You can save thousands of dollars a year on groceries using the Cook for Good system. Here’s how to cut your food budget, save money on food, and still love what you eat.
How much can you save on groceries?
When I wrote Wildly Affordable Organic, I compared the cost of my two green and thrifty meal plans to ones the USDA uses to track changing food costs. Wowser! You could:
- Save $6,5000 a year using my green plan compared to the USDA “liberal” plan
- Save over $9,000 a year using my thrifty plan compared to the USDA “liberal” plan
- Save over $760 a year or $2.08 a day compared to the North Carolina SNAP (food-stamp) benefit
(I put “liberal” in quotes because I would call it the “extravagant” plan. Seriously, why didn’t President Obama have this plan renamed?)
You can save even more! I do!
These prices show worst-case scenarios—with no coupons, membership clubs, stocking up on sale items, or homegrown vegetables. The prices even include extra food in case you can’t follow all my super-thrifty tips, like making pumpkin puree from your Halloween pumpkin.
Food prices have gone up a lot since then, but the core ingredients of Cook for Good menus have gone up less than food that requires more energy to produce, such as meat and processed foods. So clip a few coupons, stock up during sales, buy ice-cream peaches, and feed your Stoup to rack up even more savings.

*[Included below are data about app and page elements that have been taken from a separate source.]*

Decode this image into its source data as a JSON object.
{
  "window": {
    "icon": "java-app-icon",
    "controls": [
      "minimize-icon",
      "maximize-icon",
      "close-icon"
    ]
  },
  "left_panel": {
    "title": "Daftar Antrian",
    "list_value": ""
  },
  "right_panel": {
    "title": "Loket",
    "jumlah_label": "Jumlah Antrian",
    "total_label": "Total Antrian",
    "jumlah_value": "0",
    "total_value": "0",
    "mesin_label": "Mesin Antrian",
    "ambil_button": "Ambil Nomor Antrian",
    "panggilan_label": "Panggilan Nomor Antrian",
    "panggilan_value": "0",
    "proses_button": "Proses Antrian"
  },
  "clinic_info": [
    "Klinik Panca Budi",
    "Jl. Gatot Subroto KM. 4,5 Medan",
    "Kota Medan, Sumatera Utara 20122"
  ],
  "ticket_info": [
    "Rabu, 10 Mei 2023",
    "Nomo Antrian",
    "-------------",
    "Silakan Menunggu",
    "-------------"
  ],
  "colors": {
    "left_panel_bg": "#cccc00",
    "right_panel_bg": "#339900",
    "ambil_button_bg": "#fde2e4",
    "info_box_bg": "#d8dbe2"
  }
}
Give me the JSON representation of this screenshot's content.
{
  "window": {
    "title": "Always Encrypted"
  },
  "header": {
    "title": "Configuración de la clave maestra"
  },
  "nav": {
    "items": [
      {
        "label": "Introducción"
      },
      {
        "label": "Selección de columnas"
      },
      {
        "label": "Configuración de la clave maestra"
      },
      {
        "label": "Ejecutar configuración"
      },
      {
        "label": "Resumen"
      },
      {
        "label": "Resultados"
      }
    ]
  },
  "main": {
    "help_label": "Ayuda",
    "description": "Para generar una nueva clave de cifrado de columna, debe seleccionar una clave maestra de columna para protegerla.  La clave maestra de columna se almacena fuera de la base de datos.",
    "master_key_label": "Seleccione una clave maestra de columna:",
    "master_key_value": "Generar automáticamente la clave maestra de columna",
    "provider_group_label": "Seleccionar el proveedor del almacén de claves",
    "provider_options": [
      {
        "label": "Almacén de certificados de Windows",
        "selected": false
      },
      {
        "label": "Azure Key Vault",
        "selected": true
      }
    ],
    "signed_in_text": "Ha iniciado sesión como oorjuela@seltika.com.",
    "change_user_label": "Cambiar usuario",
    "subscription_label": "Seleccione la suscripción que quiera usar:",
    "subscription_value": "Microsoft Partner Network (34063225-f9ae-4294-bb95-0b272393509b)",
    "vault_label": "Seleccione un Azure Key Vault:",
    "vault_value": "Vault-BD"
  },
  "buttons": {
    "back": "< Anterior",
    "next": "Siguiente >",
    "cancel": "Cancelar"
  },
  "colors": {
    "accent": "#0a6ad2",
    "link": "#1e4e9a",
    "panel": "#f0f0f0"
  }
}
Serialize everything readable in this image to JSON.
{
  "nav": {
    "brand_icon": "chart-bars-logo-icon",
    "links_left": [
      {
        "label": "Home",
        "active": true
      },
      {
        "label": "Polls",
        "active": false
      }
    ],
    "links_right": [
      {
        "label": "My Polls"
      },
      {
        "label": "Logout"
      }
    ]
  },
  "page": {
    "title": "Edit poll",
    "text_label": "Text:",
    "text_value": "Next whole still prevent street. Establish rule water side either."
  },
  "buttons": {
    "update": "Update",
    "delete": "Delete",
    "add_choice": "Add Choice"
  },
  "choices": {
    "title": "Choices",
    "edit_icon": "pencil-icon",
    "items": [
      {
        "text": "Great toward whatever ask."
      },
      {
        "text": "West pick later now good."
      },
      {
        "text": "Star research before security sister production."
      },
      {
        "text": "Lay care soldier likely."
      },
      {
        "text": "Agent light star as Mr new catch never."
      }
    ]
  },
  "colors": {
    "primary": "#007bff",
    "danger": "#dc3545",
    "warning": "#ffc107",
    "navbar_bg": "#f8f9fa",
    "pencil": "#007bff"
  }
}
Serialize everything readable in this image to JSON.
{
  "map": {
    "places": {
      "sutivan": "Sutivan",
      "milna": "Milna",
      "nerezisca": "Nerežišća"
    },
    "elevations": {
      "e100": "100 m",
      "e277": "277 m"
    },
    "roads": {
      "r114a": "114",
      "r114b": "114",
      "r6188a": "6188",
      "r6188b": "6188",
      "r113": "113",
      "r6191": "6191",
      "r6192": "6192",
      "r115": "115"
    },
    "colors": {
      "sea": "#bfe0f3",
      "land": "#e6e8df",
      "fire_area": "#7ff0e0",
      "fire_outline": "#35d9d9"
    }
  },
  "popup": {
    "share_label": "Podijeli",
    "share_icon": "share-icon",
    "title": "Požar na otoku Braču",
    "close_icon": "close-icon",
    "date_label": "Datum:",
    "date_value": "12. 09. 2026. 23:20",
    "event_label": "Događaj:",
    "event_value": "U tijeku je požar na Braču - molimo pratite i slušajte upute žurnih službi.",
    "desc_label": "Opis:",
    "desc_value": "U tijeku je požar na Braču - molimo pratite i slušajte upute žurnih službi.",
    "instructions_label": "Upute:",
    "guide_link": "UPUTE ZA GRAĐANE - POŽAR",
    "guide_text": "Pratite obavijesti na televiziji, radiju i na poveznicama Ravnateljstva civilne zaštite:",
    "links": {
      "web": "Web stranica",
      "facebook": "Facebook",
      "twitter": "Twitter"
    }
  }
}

My Top 6 Ways to Save Money on Food
1. Eat at home instead of going out
Almost anything you cook yourself will be far cheaper than anything you can get at a restaurant, even a fast-food restaurant. You’ll see the savings immediately if you compare the price of ingredients to a restaurant bill. Over time, eating healthy home-cooked food will mean lower medical bills and less misery compared to eating out. You’ll cook with less fat, salt, and sugar than restaurant do. You’ll probably use more organic ingredients and more vegetables, fruit, and whole grains.
2. Cook from scratch
Almost anything you cook from scratch will cost less and be healthier than processed, canned, or frozen versions of the same food. In fact, it will be better than most restaurant food. Homemade meals are cheaper, healthier, tastier, and better for the planet. Sometimes I think more people “don’t like vegetables” because they’ve never experienced the joy of eating well-seasoned, fresh vegetables cooked with love.
Saving money by cooking at home brings other pleasures too: the toothsome texture of home-cooked dried beans, the aroma of baking bread, and the fun of licking the beater after you make chocolate frosting.
3. Eat plants
Why pay for animals to chew your food for you? Eat the corn, not the cow. You can make three organic flaxseed “eggs” for the cost of one organic chicken egg. Both will bind your cakes or burgers together just fine. Use aquafaba — the broth from cooking beans — in place of egg whites for meringues or eggs in baked goods.